▶ WHAT YOU ARE ASKED TO DO: The answer must consist of each line below that contains the word "Edit", copied in full.

▶ App and web page records:
··········

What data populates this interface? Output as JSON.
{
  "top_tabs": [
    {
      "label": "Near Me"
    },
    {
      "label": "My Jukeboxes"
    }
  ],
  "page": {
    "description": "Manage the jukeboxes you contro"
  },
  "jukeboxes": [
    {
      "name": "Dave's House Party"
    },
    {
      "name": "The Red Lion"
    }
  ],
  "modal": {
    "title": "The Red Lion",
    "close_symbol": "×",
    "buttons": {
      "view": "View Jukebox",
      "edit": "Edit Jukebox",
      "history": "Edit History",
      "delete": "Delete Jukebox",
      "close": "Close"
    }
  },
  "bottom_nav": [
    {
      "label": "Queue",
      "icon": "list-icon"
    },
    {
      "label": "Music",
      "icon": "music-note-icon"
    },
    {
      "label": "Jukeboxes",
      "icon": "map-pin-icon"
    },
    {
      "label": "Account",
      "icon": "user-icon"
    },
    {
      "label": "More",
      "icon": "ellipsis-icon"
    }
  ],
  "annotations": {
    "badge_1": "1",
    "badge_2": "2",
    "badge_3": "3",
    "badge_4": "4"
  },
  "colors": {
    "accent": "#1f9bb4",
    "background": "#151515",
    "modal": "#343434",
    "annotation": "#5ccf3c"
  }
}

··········

▶ THE ANSWER:
      "edit": "Edit Jukebox",
      "history": "Edit History",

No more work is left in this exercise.